Dave Righetti, the Yankees' most distinguished pitcher, has decided not to accept the offer of $10 million to work at his trade in Japan for the next two years. By great force of will, plus a surge of patriotism, he has opted to pitch American, agreeing to sign a three-year, $4.3 million deal just two days after accepting the Yankees' offer of salary arbitration last weekend.
Righetti and his New York employers finally confirmed yesterday that an agreement in principle had been reached. Until then, however, the dollar discrepancy between the Yankees' view of Righetti and that of the Japanese was quite fascinating.
As for those of suspicious mind who would view the vague offer to Righetti from Japan as an artless exercise in hyping a deal with the Yankees, Bill Goodstein, the player's agent, scoffs at such distrust.
Agent Goodstein says the offer was firm and that he "will stake my 24-year reputation as a lawyer that there was an honest negotiation with the Japanese," and also that Righetti personally participated in it. It was not, he says, a $10 million caper, although nobody from the Tokyo Giants, the reported source of the offer, came forward to confirm it.
Goodstein told Murray Chass of the New York Times that, "The Japanese do not want to be used as a bargaining tool." Perhaps none is more experienced in perceiving bargaining tools than a player agent.
And, perhaps significantly, Bill Gullickson's agent is now saying his man has an offer from the Japanese. Gullickson is also a Yankees pitcher involved in a haggle over salary trends with the team, and could be aware of the usefulness of an offer from the Japanese.
Meanwhile, George Steinbrenner entered the fray with an assault against both Righetti and the Japanese. He flailed at his pitcher for an egregious lack of "loyalty," demonstrated by Righetti's sin of even considering a move from the warm, family-like ambiance of the Yankees, best exemplified by even-tempered Steinbrenner himself.
For the Japanese, statesman Steinbrenner had even sterner warnings. Their invasion into the affairs of American baseball, he said, would not go unnoticed, and he hinted that all appropriate action would be taken. Aside from saying that what the Japanese did was imprudent, he did not specify his intentions, but they could well include drastic action by Steinbrenner on the trade gap, and even a demand for on-site inspection of dumping pads.
Righetti's agent did not content himself with alerting the Yankees to the Japanese interest in his client, but also let it be known that eight other teams, later reduced to five, were eager to dicker for the pitcher's services. This was telling Steinbrenner his man was much in demand and thus the Yankees must harken to the realities of the situation.
For several weeks, the negotiations had been stuck, with Righetti demanding a three-year deal at $1.5 million a season, and the Yankees at first standing firm on a $1.2 million offer for only two years. This is the new tactic of the club owners -- no more long-term contracts that secure a player's position while guaranteeing the owners no level of performance. Too many clubs have been burned by such extended agreements.
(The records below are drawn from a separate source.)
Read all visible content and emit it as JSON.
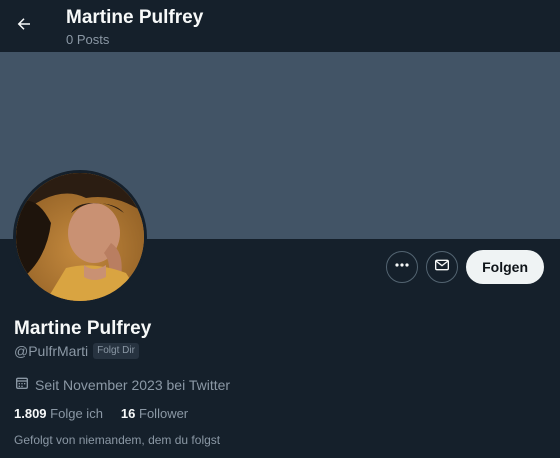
{
  "header": {
    "title": "Martine Pulfrey",
    "post_count": "0 Posts"
  },
  "profile": {
    "display_name": "Martine Pulfrey",
    "handle": "@PulfrMarti",
    "follows_you_badge": "Folgt Dir",
    "joined": "Seit November 2023 bei Twitter",
    "following_count": "1.809",
    "following_label": "Folge ich",
    "followers_count": "16",
    "followers_label": "Follower",
    "followed_by": "Gefolgt von niemandem, dem du folgst"
  },
  "actions": {
    "follow_label": "Folgen"
  },
  "icons": {
    "back": "arrow-left-icon",
    "more": "more-dots-icon",
    "message": "envelope-icon",
    "calendar": "calendar-icon"
  },
  "colors": {
    "background": "#15202b",
    "banner": "#425466",
    "follow_button_bg": "#eff3f4",
    "secondary_text": "#8b98a5"
  }
}
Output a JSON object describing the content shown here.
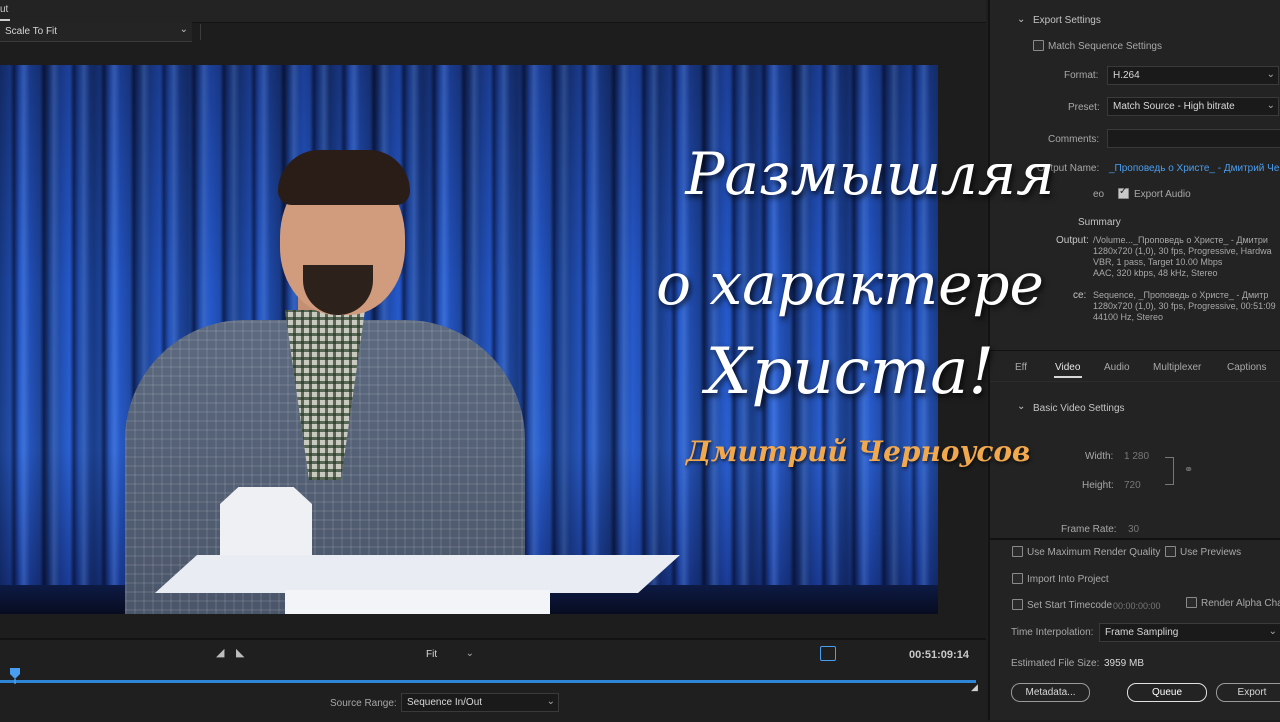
{
  "app": {
    "top_tab": "ut",
    "scale_select": "Scale To Fit"
  },
  "overlay": {
    "title_line1": "Размышляя",
    "title_line2": "о характере",
    "title_line3": "Христа!",
    "author": "Дмитрий Черноусов"
  },
  "export_settings": {
    "section_title": "Export Settings",
    "match_sequence": "Match Sequence Settings",
    "format_label": "Format:",
    "format_value": "H.264",
    "preset_label": "Preset:",
    "preset_value": "Match Source - High bitrate",
    "comments_label": "Comments:",
    "output_name_label": "Output Name:",
    "output_name_value": "_Проповедь о Христе_ - Дмитрий Чер",
    "export_video_fragment": "eo",
    "export_audio": "Export Audio",
    "summary_label": "Summary",
    "output_label": "Output:",
    "output_lines": [
      "/Volume..._Проповедь о Христе_ - Дмитри",
      "1280x720 (1,0), 30 fps, Progressive, Hardwa",
      "VBR, 1 pass, Target 10.00 Mbps",
      "AAC, 320 kbps, 48 kHz, Stereo"
    ],
    "source_label": "ce:",
    "source_lines": [
      "Sequence, _Проповедь о Христе_ - Дмитр",
      "1280x720 (1,0), 30 fps, Progressive, 00:51:09",
      "44100 Hz, Stereo"
    ]
  },
  "tabs": {
    "effects": "Eff",
    "video": "Video",
    "audio": "Audio",
    "multiplexer": "Multiplexer",
    "captions": "Captions"
  },
  "basic_video": {
    "title": "Basic Video Settings",
    "width_label": "Width:",
    "width_value": "1 280",
    "height_label": "Height:",
    "height_value": "720",
    "frame_rate_label": "Frame Rate:",
    "frame_rate_value": "30"
  },
  "render_options": {
    "max_render_quality": "Use Maximum Render Quality",
    "use_previews": "Use Previews",
    "import_into_project": "Import Into Project",
    "set_start_timecode": "Set Start Timecode",
    "start_timecode_value": "00:00:00:00",
    "render_alpha": "Render Alpha Cha",
    "time_interpolation_label": "Time Interpolation:",
    "time_interpolation_value": "Frame Sampling",
    "estimated_size_label": "Estimated File Size:",
    "estimated_size_value": "3959 MB"
  },
  "buttons": {
    "metadata": "Metadata...",
    "queue": "Queue",
    "export": "Export"
  },
  "transport": {
    "fit_value": "Fit",
    "timecode": "00:51:09:14",
    "source_range_label": "Source Range:",
    "source_range_value": "Sequence In/Out"
  },
  "checkbox_state": {
    "match_sequence": false,
    "export_audio": true,
    "max_render_quality": false,
    "use_previews": false,
    "import_into_project": false,
    "set_start_timecode": false,
    "render_alpha": false
  },
  "colors": {
    "accent_blue": "#2f86d6",
    "author_orange": "#f2a94e",
    "panel_bg": "#232323"
  }
}
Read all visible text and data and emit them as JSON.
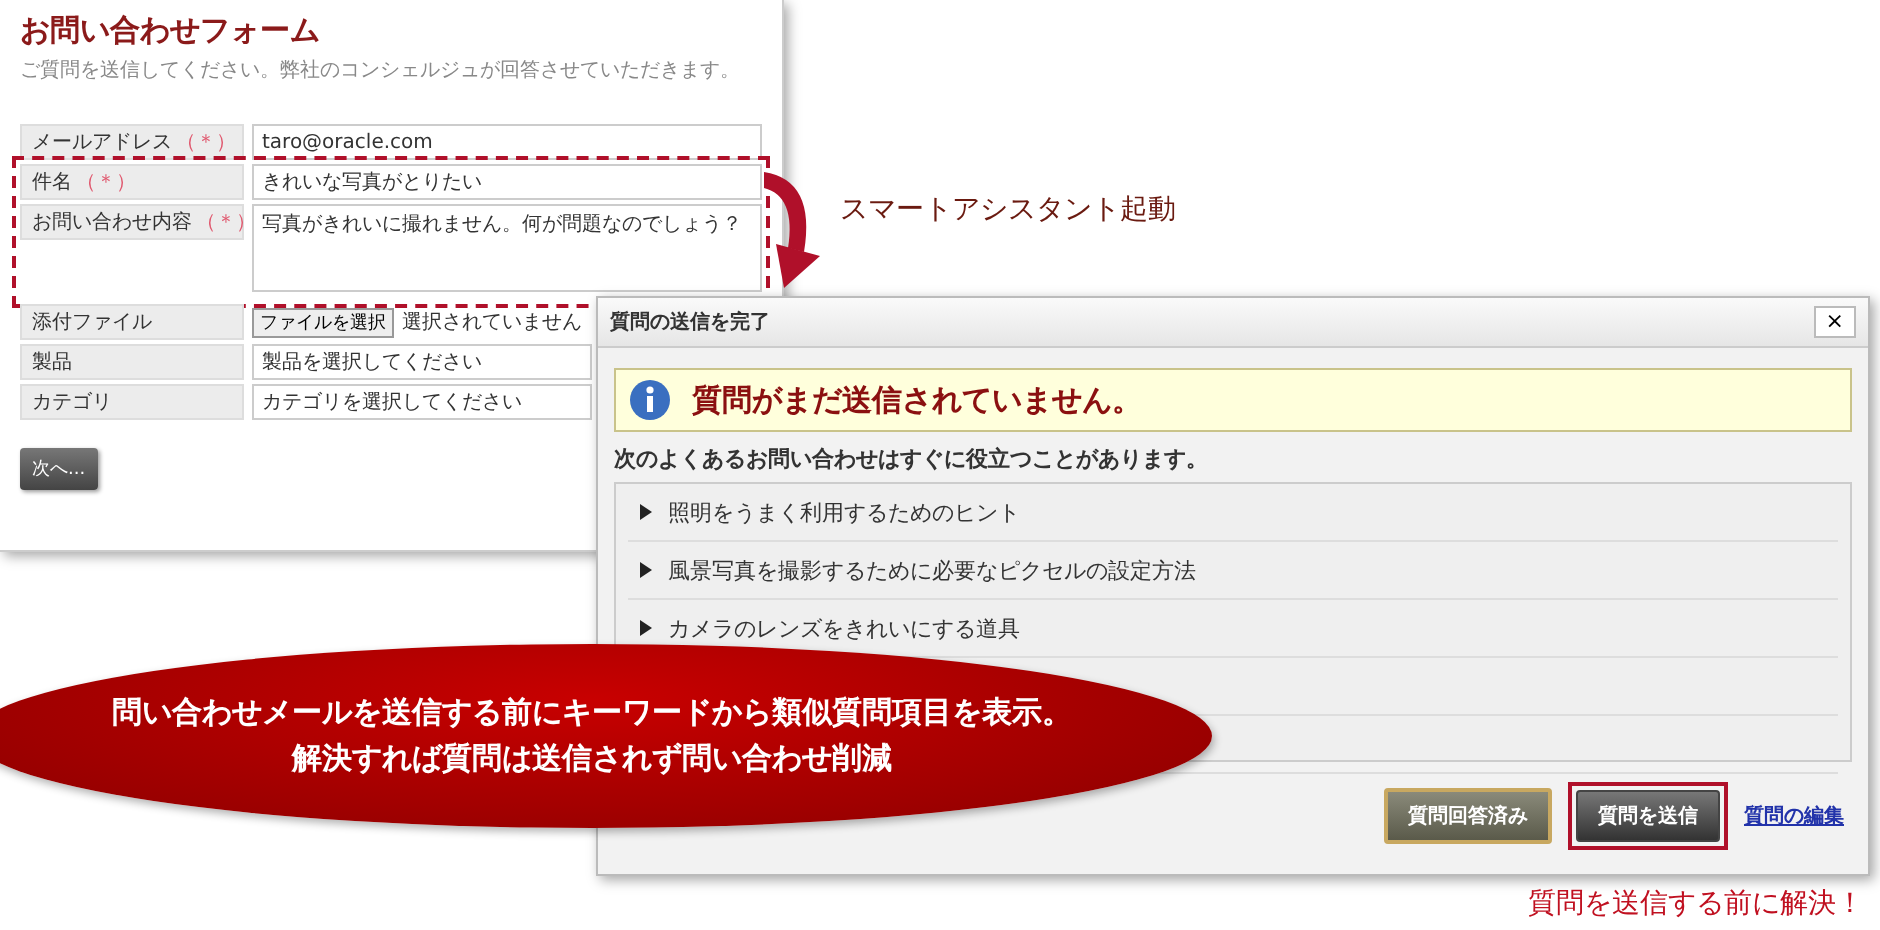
{
  "form": {
    "title": "お問い合わせフォーム",
    "subtitle": "ご質問を送信してください。弊社のコンシェルジュが回答させていただきます。",
    "fields": [
      {
        "kind": "text",
        "label": "メールアドレス",
        "required_mark": "（＊）",
        "value": "taro@oracle.com",
        "highlighted": false
      },
      {
        "kind": "text",
        "label": "件名",
        "required_mark": "（＊）",
        "value": "きれいな写真がとりたい",
        "highlighted": true
      },
      {
        "kind": "textarea",
        "label": "お問い合わせ内容",
        "required_mark": "（＊）",
        "value": "写真がきれいに撮れません。何が問題なのでしょう？",
        "highlighted": true
      },
      {
        "kind": "file",
        "label": "添付ファイル",
        "button_label": "ファイルを選択",
        "value": "選択されていません",
        "highlighted": false
      },
      {
        "kind": "select",
        "label": "製品",
        "value": "製品を選択してください",
        "highlighted": false
      },
      {
        "kind": "select",
        "label": "カテゴリ",
        "value": "カテゴリを選択してください",
        "highlighted": false
      }
    ],
    "next_button": "次へ..."
  },
  "callout": {
    "label": "スマートアシスタント起動"
  },
  "dialog": {
    "title": "質問の送信を完了",
    "close": "×",
    "alert": "質問がまだ送信されていません。",
    "intro": "次のよくあるお問い合わせはすぐに役立つことがあります。",
    "faqs": [
      "照明をうまく利用するためのヒント",
      "風景写真を撮影するために必要なピクセルの設定方法",
      "カメラのレンズをきれいにする道具"
    ],
    "buttons": [
      {
        "label": "質問回答済み",
        "kind": "answered",
        "highlighted": false
      },
      {
        "label": "質問を送信",
        "kind": "send",
        "highlighted": true
      }
    ],
    "edit_link": "質問の編集"
  },
  "banner": {
    "lines": [
      "問い合わせメールを送信する前にキーワードから類似質問項目を表示。",
      "解決すれば質問は送信されず問い合わせ削減"
    ]
  },
  "note": "質問を送信する前に解決！"
}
The Yankees are now taking that risk.
Righetti and his agent earlier this week had announced a sudden disinterest in the Japanese yen for his services by declaring they would accept arbitration, the apparatus by which an authorized third party determines how much a team must pay a player.
Arbitrators don't award more than one-year contracts, which caused some wonderment as to why Righetti had consented to the procedure in light of his previously strong demands for the protections of a three-year agreement. But, ha, there was a good reason. A year hence, Righetti would have had status as a free agent, able to shop around and float his skills to the 26 teams in both leagues.
Righetti and his agent were also aware that, in these times, a free agent's position can be an enviable one, particularly for a pitcher who in the last four years has had 137 saves. However, the Yankees' three-year deal tempted them to sign, ending the need for arbitration.
The club owners have been badly hurt in their gentlemen's agreement efforts to circumvent free agency by quietly refusing to sign another team's stars. They face damages of millions for their 1985 plot, ruled a conspiracy, and still must face charges of similar malfeasance in 1986. 'Tis a dangerous game now for club owners to ignore, in concert, the free agent group.
As a free agent at the end of 1988, Righetti would have done very well in the marketplace. A standout relief pitcher is a precious commodity. So, in the future, for any player who would hype the bidding, the way has been pointed to foreign aid. Specifically, there's always an ally in the Land of the Rising Sum.